An international consortium, including the James Hutton Institute which tracks the European spatial distribution of Phytophthora infestans, the plant pathogen responsible for potato late blight, has updated the distribution of the pathogen by adding new data that visualises the distribution and diversity of dominant clones in the 2018 crop.
Plant pathologists from the EuroBlight consortium - which includes Aarhus University, Wageningen University and INRA - working with industry and research partners, have presented their latest report on its pathogen monitoring in potato crops. The report, which is available on the research group website, collates information from over 900 samples collected and genotyped in 2018.

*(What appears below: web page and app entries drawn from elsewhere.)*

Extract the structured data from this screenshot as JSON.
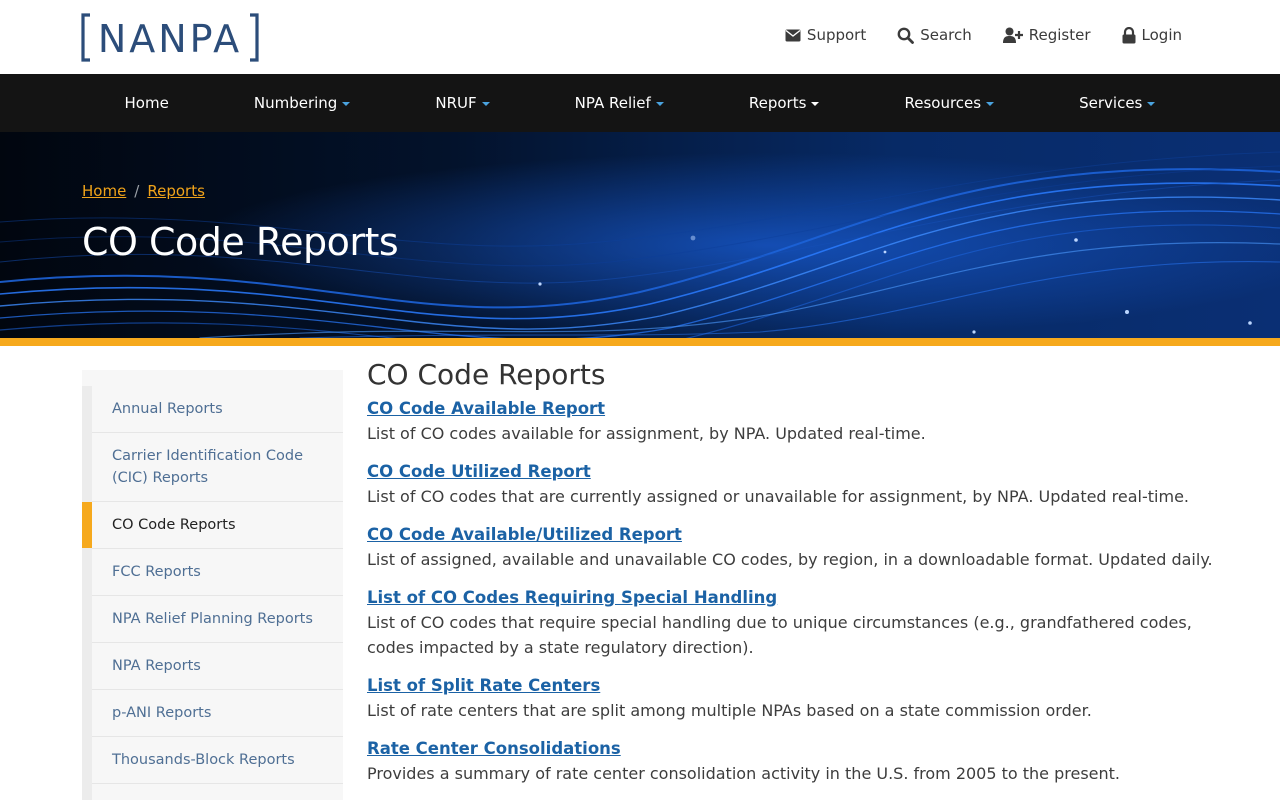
{
  "brand": {
    "logo_text": "NANPA",
    "logo_color": "#2c4d7a"
  },
  "utility_nav": [
    {
      "label": "Support",
      "icon": "envelope-icon"
    },
    {
      "label": "Search",
      "icon": "search-icon"
    },
    {
      "label": "Register",
      "icon": "user-plus-icon"
    },
    {
      "label": "Login",
      "icon": "lock-icon"
    }
  ],
  "main_nav": [
    {
      "label": "Home",
      "dropdown": false
    },
    {
      "label": "Numbering",
      "dropdown": true
    },
    {
      "label": "NRUF",
      "dropdown": true
    },
    {
      "label": "NPA Relief",
      "dropdown": true
    },
    {
      "label": "Reports",
      "dropdown": true
    },
    {
      "label": "Resources",
      "dropdown": true
    },
    {
      "label": "Services",
      "dropdown": true
    }
  ],
  "breadcrumb": {
    "home": "Home",
    "separator": "/",
    "parent": "Reports"
  },
  "hero": {
    "title": "CO Code Reports"
  },
  "sidebar": {
    "items": [
      {
        "label": "Annual Reports",
        "active": false
      },
      {
        "label": "Carrier Identification Code (CIC) Reports",
        "active": false
      },
      {
        "label": "CO Code Reports",
        "active": true
      },
      {
        "label": "FCC Reports",
        "active": false
      },
      {
        "label": "NPA Relief Planning Reports",
        "active": false
      },
      {
        "label": "NPA Reports",
        "active": false
      },
      {
        "label": "p-ANI Reports",
        "active": false
      },
      {
        "label": "Thousands-Block Reports",
        "active": false
      }
    ]
  },
  "main": {
    "title": "CO Code Reports",
    "reports": [
      {
        "title": "CO Code Available Report",
        "description": "List of CO codes available for assignment, by NPA. Updated real-time."
      },
      {
        "title": "CO Code Utilized Report",
        "description": "List of CO codes that are currently assigned or unavailable for assignment, by NPA. Updated real-time."
      },
      {
        "title": "CO Code Available/Utilized Report",
        "description": "List of assigned, available and unavailable CO codes, by region, in a downloadable format. Updated daily."
      },
      {
        "title": "List of CO Codes Requiring Special Handling",
        "description": "List of CO codes that require special handling due to unique circumstances (e.g., grandfathered codes, codes impacted by a state regulatory direction)."
      },
      {
        "title": "List of Split Rate Centers",
        "description": "List of rate centers that are split among multiple NPAs based on a state commission order."
      },
      {
        "title": "Rate Center Consolidations",
        "description": "Provides a summary of rate center consolidation activity in the U.S. from 2005 to the present."
      }
    ]
  },
  "colors": {
    "nav_bg": "#141414",
    "accent_orange": "#f6a91d",
    "link_blue": "#1b62a5",
    "sidebar_link": "#4f6f94"
  }
}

As in previous years, ‘FTA cards’ were distributed to disease ‘scouts’ from across the industry who visited blight-infected crops. Disease lesions were pressed on the cards and returned to the laboratories where the pathogen DNA was fingerprinted at the James Hutton Institute and INRA, Rennes. The DNA fingerprint data was used to define the clonal lineages of the pathogen and combined with geo-location data to plot the diversity across Europe.
James Hutton Institute researcher Dr David Cooke, co-leader of the EuroBlight study, said: “In a very dry and generally low blight pressure summer sample numbers were lower than normal but still manage to span 22 countries. Around 80% of the samples belonged to defined clonal lineages observed in previous seasons.
For more information, visit the Euroblight website